They saints here addressed, however, appear to have grown cold in their religious fervor and enthusiasm. Once they worshipped God with joy in their hearts, buring with a zeal for His service. But something of that original zest has died away. That so many of us, who accepted the Gospel with joy of the Holy Ghost, should find our lamps ebbing low, even dying out, is a sign of underlying sickness.
(2: 5) “Remember therefore, from whence thou art fallen, and repent, and do the first works; or else I will come unto thee quickly, and remove thy candlestick out of his place, except thou repent.”
Our Lord here equates their lack of spiritual enthusiasm to a kind of falling away. If the down-sloping trend continues, it will result in the permanent removal of their church. Doesn’t this reveal to us how important it is to return to the faith we once knew and loved?
Too many professing Christians have left the doctrines of Pre-Millennialism, due to a false conception that “gnosis” equals spiritual growth. They think they are advancing in knowledge, while they are really moving backwards. They are fattening themselves for the slaughter; puffed up vainly with a sense of superiority over the simpler brethren. Assaulting the “little children” of the household of faith with their dialectic wizardies and arsenals of doubt, they show their apostasy in a determined warfare against Christ’s people. But repent, saith Christ, and do the first works. Failure to take heed to ourselves now will result in damnation. Many are called, but few chosen (Matt. 22: 14).
(2: 6) “But this thou hast, that thou hatest the deeds of the Nocolaitanes, which I also hate.”
The literature of the early church is full of accounts concerning this sect of the Nocolaitanes. There are too many passages to quote here; and not all of them agree in detail. But of the fathers I’ve consulted, all agree that Nicolaus was one of the original seven deacons ordained by the apostles (see Acts 6: 5). According to Tertullian, he taught a “foul and obscene” brand of Gnosticism (Against All Heresies, ch. i). He is mentioned by Hippolytus as one who “was in the habit of indifferency of both life and food,” and that his disciples were “fornicators and eaters of things offered unto idols” (Refutation of All Heresies, V. xxiv).
From the above it is clear that the Nicolaitanes taught a debased Christianity based on “advancement in esoteric knowledge,” which (they thought) released them from requirements of obedience to the Gospel. The rise of Gnostic Christianity in our own day, in which antinomianism often comes to the fore under the deceitful wrappings of “Calvinism,” assures us that Nicolaitanism is highly active, and is even growing on the internet at an alarming rate. The Ephesian saints, while admonished for losing their early zeal, are commended for hating the type of religion endorsed by the Nicolaitanes. We are ever to beware of those who turn the grace of God into lasciviousness (Jude 4).

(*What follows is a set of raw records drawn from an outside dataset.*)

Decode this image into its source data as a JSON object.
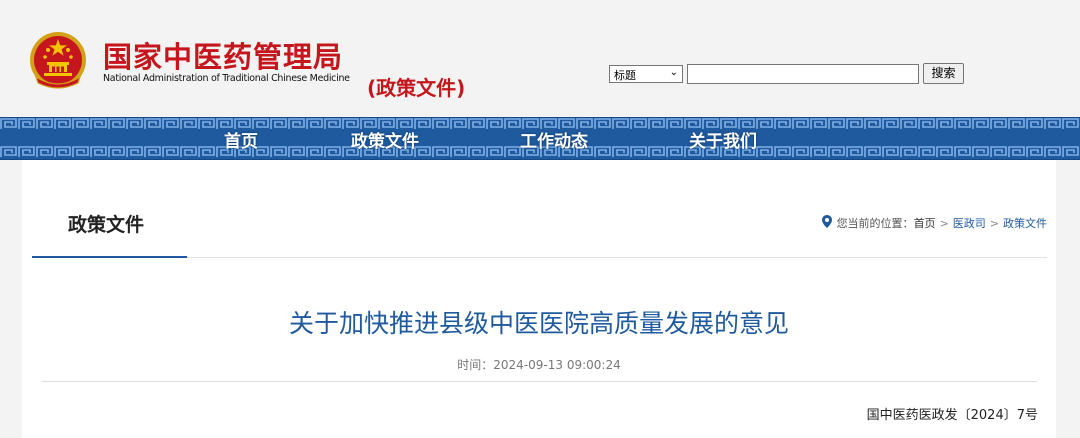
{
  "header": {
    "site_name_cn": "国家中医药管理局",
    "site_name_en": "National Administration of Traditional Chinese Medicine",
    "section_tag": "(政策文件)",
    "brand_color": "#c4161c",
    "emblem_icon": "national-emblem-icon"
  },
  "search": {
    "field_select_value": "标题",
    "input_value": "",
    "button_label": "搜索"
  },
  "nav": {
    "background_color": "#1f5a9e",
    "items": [
      {
        "label": "首页"
      },
      {
        "label": "政策文件"
      },
      {
        "label": "工作动态"
      },
      {
        "label": "关于我们"
      }
    ]
  },
  "panel": {
    "tab_label": "政策文件",
    "breadcrumb": {
      "pin_icon": "location-pin-icon",
      "prefix": "您当前的位置：",
      "items": [
        {
          "label": "首页"
        },
        {
          "label": "医政司"
        },
        {
          "label": "政策文件"
        }
      ],
      "separator": ">"
    }
  },
  "article": {
    "title": "关于加快推进县级中医医院高质量发展的意见",
    "time": "时间：2024-09-13 09:00:24",
    "doc_number": "国中医药医政发〔2024〕7号"
  }
}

(2: 7) “He that hath an ear, let him hear what the spirit saith unto the churches; To him that overcometh will I give to eat of the tree of life, which is in the midst of the paradise of God.”
Like the several admonitions, all the promises apply to the churches both individually and corporately. Christ tells us what will be the reward of overcomers. It is needful to combine the promises given in the seven epistles in order to get a composite picture of what is in store for those who “endure unto the end.”
This verse informs us that one result of Christ’s return to earth will be a restoration of the Tree of Life. This Tree of Life is located within the New Jerusalem (Rev. 22: 2, 14). And so we infer, that when the New Jerusalem comes down from God out of heaven during the Millennium, all nations who enter its gates will have access to that eternal life which Adam forfeited. What a wonderful promise!